___ Supplied data
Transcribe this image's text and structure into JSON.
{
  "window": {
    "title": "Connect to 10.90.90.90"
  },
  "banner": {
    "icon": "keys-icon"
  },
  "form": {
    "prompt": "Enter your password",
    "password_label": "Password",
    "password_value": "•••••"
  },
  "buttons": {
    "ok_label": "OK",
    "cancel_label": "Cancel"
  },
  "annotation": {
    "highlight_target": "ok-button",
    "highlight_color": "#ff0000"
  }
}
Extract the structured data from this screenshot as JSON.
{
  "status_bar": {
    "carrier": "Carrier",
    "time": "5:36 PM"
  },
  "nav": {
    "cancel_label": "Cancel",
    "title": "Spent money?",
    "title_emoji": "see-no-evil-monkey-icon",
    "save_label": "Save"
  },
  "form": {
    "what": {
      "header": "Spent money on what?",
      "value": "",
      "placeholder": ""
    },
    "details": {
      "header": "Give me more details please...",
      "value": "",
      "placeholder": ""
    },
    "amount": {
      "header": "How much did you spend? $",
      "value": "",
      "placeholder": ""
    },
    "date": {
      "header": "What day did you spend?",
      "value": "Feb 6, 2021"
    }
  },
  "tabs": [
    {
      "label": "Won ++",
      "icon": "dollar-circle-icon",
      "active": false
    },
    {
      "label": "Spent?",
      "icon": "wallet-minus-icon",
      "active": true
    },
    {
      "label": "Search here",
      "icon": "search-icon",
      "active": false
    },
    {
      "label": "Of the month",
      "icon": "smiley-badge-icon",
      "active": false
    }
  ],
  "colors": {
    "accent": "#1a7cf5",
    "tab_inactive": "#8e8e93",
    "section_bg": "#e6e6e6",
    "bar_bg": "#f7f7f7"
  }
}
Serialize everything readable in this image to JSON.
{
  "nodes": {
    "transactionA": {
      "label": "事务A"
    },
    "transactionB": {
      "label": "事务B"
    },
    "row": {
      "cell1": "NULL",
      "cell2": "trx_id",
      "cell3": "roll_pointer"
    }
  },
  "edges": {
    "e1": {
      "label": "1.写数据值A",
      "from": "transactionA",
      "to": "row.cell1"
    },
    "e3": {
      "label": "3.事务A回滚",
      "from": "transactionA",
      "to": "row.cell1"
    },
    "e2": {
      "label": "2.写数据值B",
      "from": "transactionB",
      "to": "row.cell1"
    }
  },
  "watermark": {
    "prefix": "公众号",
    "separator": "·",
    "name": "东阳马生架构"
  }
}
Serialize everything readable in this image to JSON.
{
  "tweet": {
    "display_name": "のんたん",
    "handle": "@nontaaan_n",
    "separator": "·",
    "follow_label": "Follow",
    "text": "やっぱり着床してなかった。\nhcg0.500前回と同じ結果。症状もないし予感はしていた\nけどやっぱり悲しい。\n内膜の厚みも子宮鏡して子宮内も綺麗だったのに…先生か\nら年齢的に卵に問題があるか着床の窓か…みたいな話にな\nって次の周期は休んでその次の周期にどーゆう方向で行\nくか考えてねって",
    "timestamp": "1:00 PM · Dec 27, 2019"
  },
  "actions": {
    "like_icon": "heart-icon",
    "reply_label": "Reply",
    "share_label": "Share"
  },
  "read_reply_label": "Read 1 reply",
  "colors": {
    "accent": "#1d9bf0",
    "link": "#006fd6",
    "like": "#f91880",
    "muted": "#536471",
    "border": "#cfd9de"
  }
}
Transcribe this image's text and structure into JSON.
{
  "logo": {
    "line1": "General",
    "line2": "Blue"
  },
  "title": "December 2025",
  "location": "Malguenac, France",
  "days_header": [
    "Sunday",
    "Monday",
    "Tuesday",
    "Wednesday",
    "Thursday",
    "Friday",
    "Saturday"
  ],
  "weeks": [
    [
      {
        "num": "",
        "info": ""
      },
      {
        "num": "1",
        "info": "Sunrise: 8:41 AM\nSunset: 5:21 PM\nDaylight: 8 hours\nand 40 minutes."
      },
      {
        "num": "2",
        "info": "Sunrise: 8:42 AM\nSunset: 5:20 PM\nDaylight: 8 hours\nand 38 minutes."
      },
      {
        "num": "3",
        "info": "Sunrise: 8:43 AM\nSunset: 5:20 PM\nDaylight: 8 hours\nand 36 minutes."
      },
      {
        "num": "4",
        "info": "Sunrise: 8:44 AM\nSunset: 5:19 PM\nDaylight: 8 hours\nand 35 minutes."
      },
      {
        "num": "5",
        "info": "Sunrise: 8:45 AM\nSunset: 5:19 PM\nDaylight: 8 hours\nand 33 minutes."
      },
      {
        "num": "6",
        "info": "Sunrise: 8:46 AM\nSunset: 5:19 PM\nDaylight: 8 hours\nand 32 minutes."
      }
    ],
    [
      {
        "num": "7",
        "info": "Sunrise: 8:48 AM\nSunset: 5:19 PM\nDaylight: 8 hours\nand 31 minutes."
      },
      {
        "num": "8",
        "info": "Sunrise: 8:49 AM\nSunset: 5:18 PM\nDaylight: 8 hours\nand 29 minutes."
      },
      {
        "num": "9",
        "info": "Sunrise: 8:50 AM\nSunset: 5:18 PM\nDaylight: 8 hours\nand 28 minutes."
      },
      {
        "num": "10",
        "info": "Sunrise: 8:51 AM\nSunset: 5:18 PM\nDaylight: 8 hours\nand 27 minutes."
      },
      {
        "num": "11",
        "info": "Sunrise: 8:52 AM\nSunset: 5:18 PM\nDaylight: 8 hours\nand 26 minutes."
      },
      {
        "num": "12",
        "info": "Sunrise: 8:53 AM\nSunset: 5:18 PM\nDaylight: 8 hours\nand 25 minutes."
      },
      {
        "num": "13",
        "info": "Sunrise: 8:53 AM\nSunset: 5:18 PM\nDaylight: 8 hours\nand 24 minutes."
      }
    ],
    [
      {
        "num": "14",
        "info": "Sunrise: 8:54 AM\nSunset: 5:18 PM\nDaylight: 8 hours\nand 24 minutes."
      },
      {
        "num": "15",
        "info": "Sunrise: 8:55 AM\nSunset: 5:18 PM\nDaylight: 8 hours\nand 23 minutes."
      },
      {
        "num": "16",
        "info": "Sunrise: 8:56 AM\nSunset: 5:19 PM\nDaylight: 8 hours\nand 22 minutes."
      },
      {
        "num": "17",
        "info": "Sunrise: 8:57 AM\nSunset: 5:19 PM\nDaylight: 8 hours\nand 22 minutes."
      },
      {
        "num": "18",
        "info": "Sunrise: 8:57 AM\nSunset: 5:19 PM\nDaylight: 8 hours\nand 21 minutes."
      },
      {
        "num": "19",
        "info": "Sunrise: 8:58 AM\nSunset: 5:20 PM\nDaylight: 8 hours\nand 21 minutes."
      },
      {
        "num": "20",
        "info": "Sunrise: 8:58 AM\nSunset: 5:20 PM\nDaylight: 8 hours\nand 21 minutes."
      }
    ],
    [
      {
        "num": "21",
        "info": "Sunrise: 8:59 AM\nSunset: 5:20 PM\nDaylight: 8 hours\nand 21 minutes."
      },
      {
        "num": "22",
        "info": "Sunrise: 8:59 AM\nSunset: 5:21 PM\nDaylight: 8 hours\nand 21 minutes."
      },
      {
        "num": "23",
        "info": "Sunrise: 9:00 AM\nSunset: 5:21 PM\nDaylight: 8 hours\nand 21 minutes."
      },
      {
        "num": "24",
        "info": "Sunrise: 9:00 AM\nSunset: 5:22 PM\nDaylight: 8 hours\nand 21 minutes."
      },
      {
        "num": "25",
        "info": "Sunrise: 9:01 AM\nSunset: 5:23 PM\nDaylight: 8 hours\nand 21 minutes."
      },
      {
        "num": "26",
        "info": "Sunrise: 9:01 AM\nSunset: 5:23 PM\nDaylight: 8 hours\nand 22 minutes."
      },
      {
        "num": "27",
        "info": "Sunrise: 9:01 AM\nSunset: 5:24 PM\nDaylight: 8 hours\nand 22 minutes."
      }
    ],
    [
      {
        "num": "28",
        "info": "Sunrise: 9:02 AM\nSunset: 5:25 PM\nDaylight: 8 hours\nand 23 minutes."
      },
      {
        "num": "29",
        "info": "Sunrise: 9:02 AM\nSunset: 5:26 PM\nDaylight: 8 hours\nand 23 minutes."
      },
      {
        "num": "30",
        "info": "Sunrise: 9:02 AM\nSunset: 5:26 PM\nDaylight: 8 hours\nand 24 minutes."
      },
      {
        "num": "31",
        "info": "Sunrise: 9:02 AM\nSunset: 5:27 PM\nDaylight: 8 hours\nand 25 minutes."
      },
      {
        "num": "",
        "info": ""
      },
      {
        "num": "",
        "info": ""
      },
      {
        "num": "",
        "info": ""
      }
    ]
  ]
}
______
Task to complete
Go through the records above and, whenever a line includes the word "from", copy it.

Response for this exercise
Extract the structured data from this screenshot as JSON.
      "from": "transactionA",
      "from": "transactionA",
      "from": "transactionB",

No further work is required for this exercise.